### The task
Down to the final line, print the records again exactly.

### Records for this task

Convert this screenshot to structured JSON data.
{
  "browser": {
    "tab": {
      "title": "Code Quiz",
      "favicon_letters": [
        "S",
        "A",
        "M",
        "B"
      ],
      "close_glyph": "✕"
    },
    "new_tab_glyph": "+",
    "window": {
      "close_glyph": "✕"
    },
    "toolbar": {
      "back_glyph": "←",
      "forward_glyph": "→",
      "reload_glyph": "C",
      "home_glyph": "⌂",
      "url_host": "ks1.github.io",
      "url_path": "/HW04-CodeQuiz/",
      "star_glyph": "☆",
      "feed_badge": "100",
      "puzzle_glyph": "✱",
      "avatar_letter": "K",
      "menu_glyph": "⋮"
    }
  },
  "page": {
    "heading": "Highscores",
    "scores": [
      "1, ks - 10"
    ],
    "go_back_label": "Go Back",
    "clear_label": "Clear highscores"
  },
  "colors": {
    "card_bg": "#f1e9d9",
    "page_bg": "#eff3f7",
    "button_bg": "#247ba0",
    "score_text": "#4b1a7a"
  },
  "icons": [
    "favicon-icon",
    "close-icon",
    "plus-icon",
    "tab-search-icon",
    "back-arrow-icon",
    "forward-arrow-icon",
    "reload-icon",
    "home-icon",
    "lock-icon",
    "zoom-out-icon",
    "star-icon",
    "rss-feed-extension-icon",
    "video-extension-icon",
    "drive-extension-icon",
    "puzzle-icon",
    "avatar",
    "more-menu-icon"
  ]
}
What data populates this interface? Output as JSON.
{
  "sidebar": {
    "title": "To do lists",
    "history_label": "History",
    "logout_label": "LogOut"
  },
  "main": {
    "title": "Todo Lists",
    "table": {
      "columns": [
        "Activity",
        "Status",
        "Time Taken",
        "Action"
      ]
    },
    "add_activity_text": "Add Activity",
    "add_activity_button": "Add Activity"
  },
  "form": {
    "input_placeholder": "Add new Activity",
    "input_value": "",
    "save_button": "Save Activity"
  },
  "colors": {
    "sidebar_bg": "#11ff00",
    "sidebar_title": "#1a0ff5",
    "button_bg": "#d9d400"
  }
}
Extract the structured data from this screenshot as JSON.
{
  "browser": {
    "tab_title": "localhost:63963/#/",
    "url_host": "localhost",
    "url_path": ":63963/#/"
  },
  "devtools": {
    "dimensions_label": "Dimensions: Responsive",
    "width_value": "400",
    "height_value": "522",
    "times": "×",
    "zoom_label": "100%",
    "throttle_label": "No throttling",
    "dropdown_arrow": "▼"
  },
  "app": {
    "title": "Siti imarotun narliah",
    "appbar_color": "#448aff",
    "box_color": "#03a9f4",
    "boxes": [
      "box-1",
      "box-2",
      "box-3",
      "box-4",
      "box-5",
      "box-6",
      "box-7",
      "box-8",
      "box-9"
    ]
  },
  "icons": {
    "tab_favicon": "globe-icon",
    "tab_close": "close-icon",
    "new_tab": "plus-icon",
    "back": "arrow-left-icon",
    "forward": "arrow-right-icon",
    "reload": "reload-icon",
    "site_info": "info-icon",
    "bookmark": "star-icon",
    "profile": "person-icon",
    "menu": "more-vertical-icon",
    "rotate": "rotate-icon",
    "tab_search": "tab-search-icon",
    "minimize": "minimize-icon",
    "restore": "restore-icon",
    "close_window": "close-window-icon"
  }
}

### Task output
Convert this screenshot to structured JSON data.
{
  "browser": {
    "tab": {
      "title": "Code Quiz",
      "favicon_letters": [
        "S",
        "A",
        "M",
        "B"
      ],
      "close_glyph": "✕"
    },
    "new_tab_glyph": "+",
    "window": {
      "close_glyph": "✕"
    },
    "toolbar": {
      "back_glyph": "←",
      "forward_glyph": "→",
      "reload_glyph": "C",
      "home_glyph": "⌂",
      "url_host": "ks1.github.io",
      "url_path": "/HW04-CodeQuiz/",
      "star_glyph": "☆",
      "feed_badge": "100",
      "puzzle_glyph": "✱",
      "avatar_letter": "K",
      "menu_glyph": "⋮"
    }
  },
  "page": {
    "heading": "Highscores",
    "scores": [
      "1, ks - 10"
    ],
    "go_back_label": "Go Back",
    "clear_label": "Clear highscores"
  },
  "colors": {
    "card_bg": "#f1e9d9",
    "page_bg": "#eff3f7",
    "button_bg": "#247ba0",
    "score_text": "#4b1a7a"
  },
  "icons": [
    "favicon-icon",
    "close-icon",
    "plus-icon",
    "tab-search-icon",
    "back-arrow-icon",
    "forward-arrow-icon",
    "reload-icon",
    "home-icon",
    "lock-icon",
    "zoom-out-icon",
    "star-icon",
    "rss-feed-extension-icon",
    "video-extension-icon",
    "drive-extension-icon",
    "puzzle-icon",
    "avatar",
    "more-menu-icon"
  ]
}
What data populates this interface? Output as JSON.
{
  "sidebar": {
    "title": "To do lists",
    "history_label": "History",
    "logout_label": "LogOut"
  },
  "main": {
    "title": "Todo Lists",
    "table": {
      "columns": [
        "Activity",
        "Status",
        "Time Taken",
        "Action"
      ]
    },
    "add_activity_text": "Add Activity",
    "add_activity_button": "Add Activity"
  },
  "form": {
    "input_placeholder": "Add new Activity",
    "input_value": "",
    "save_button": "Save Activity"
  },
  "colors": {
    "sidebar_bg": "#11ff00",
    "sidebar_title": "#1a0ff5",
    "button_bg": "#d9d400"
  }
}
Extract the structured data from this screenshot as JSON.
{
  "browser": {
    "tab_title": "localhost:63963/#/",
    "url_host": "localhost",
    "url_path": ":63963/#/"
  },
  "devtools": {
    "dimensions_label": "Dimensions: Responsive",
    "width_value": "400",
    "height_value": "522",
    "times": "×",
    "zoom_label": "100%",
    "throttle_label": "No throttling",
    "dropdown_arrow": "▼"
  },
  "app": {
    "title": "Siti imarotun narliah",
    "appbar_color": "#448aff",
    "box_color": "#03a9f4",
    "boxes": [
      "box-1",
      "box-2",
      "box-3",
      "box-4",
      "box-5",
      "box-6",
      "box-7",
      "box-8",
      "box-9"
    ]
  },
  "icons": {
    "tab_favicon": "globe-icon",
    "tab_close": "close-icon",
    "new_tab": "plus-icon",
    "back": "arrow-left-icon",
    "forward": "arrow-right-icon",
    "reload": "reload-icon",
    "site_info": "info-icon",
    "bookmark": "star-icon",
    "profile": "person-icon",
    "menu": "more-vertical-icon",
    "rotate": "rotate-icon",
    "tab_search": "tab-search-icon",
    "minimize": "minimize-icon",
    "restore": "restore-icon",
    "close_window": "close-window-icon"
  }
}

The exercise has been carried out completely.